  2. (transitive) To restrain or impede; to hamper.

Hyponyms[edit]

Derived terms[edit]

Translations[edit]

The translations below need to be checked and inserted above into the appropriate translation tables, removing any numbers. Numbers do not necessarily match those in definitions. See instructions at Wiktionary:Entry layout#Translations.

German[edit]

Pronunciation[edit]

Adjective[edit]

fetter

  1. strong masculine singular nominative form of fett.
  2. strong feminine singular genitive form of fett.
  3. strong feminine singular dative form of fett.
  4. strong plural genitive form of fett.
  5. mixed masculine singular nominative form of fett.
  6. predicative comparative form of fett.

Norwegian Bokmål[edit]

Etymology[edit]

From Middle Low German vedder

Noun[edit]

fetter m (definite singular fetteren, indefinite plural fettere, definite plural fetterne)

  1. a cousin (male)

Antonyms[edit]

References[edit]


Norwegian Nynorsk[edit]

Etymology[edit]

From Middle Low German vedder

Noun[edit]

fetter m (definite singular fetteren, indefinite plural fetrar, definite plural fetrane)

  1. a cousin (male)

Antonyms[edit]

References[edit]


Swedish[edit]

Noun[edit]

fetter

  1. indefinite plural of fett

Vilamovian[edit]

Pronunciation[edit]

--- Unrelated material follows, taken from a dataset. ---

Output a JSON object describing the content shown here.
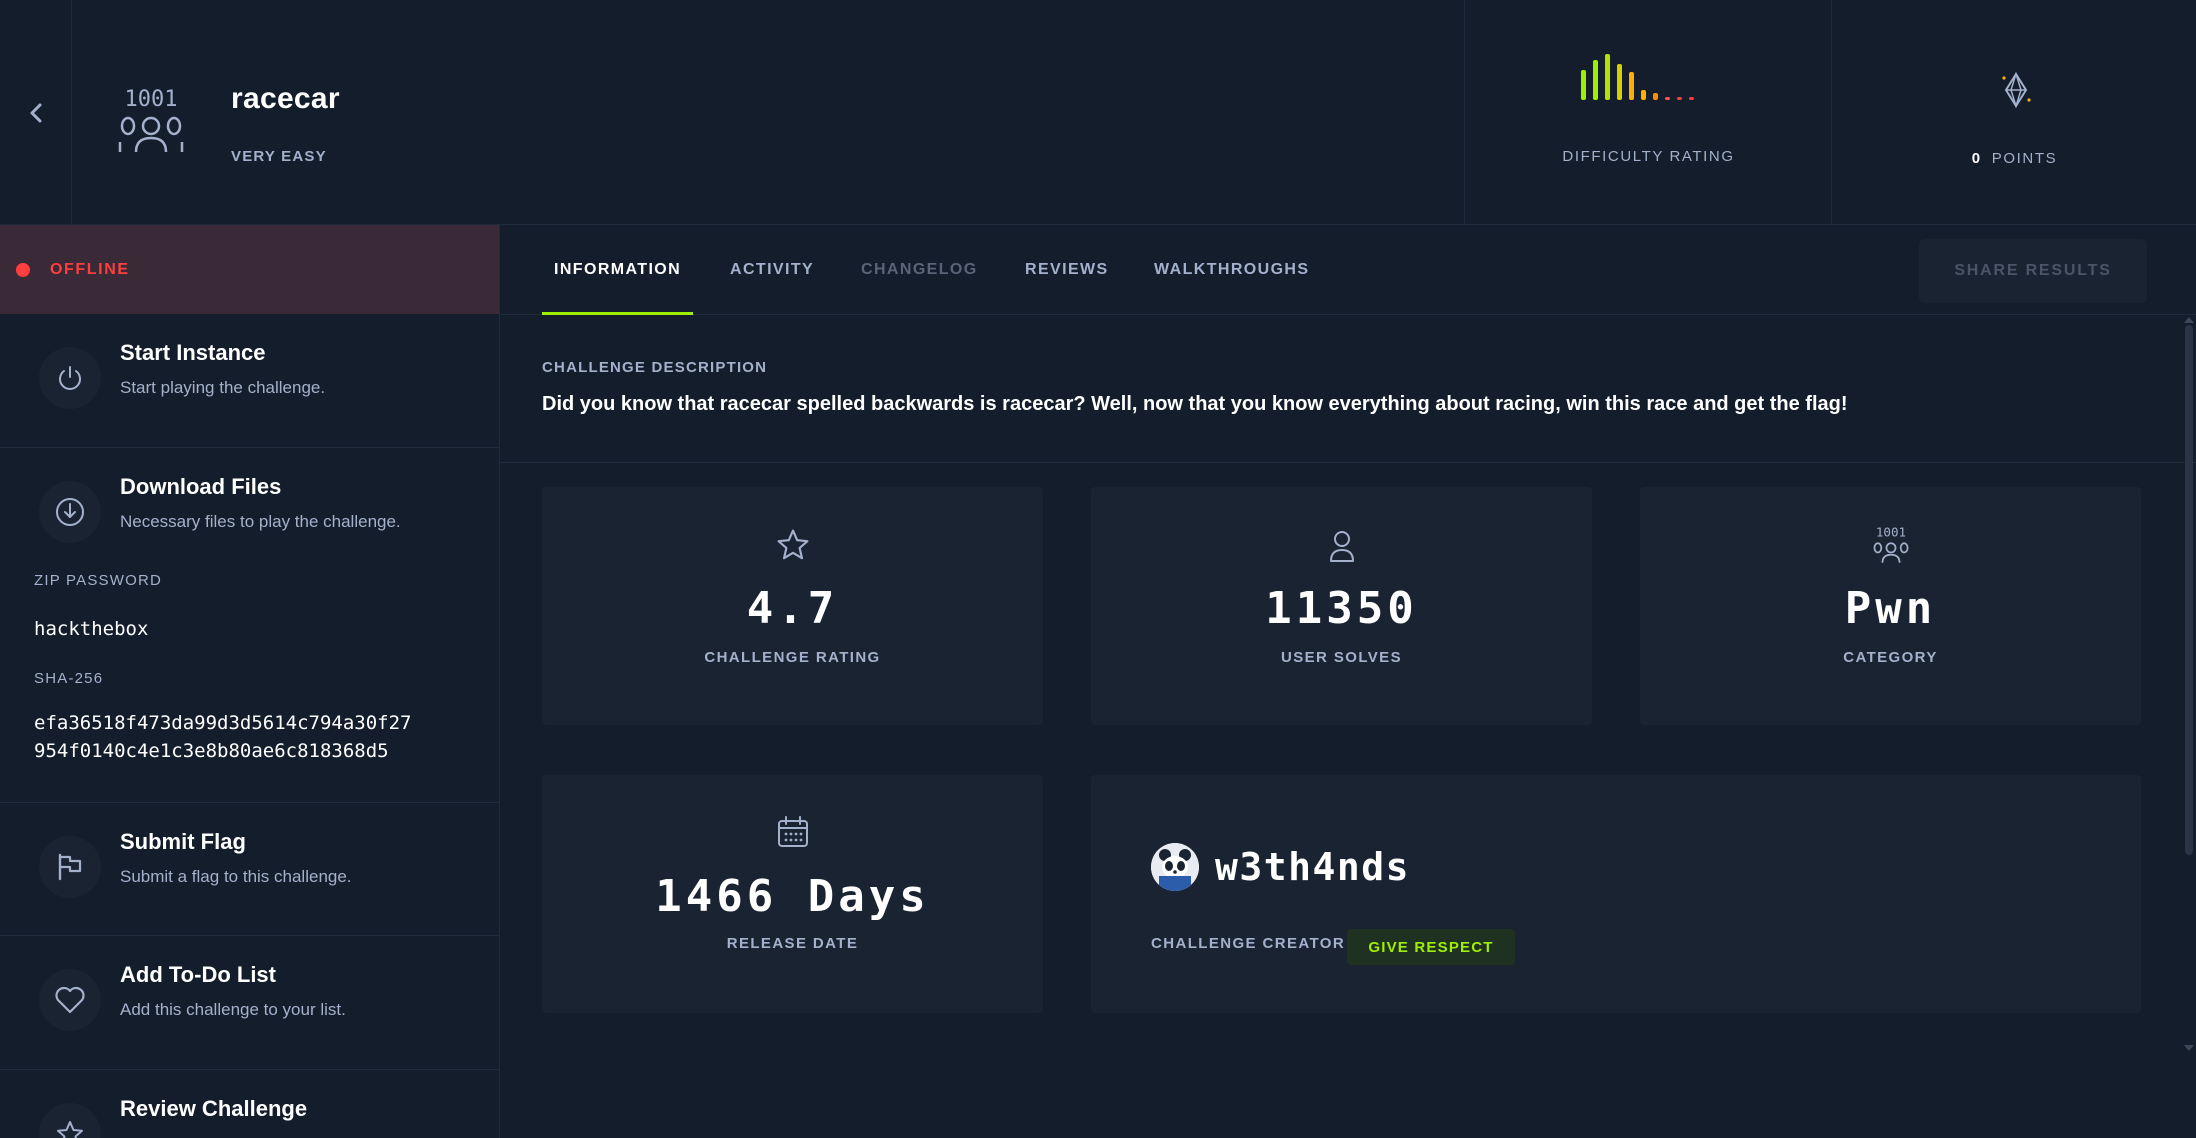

  • (file)
  • Hyphenation: fet‧ter

Noun[edit]

fetter m (plural fettyn)

  1. paternal uncle (brother of someone’s father)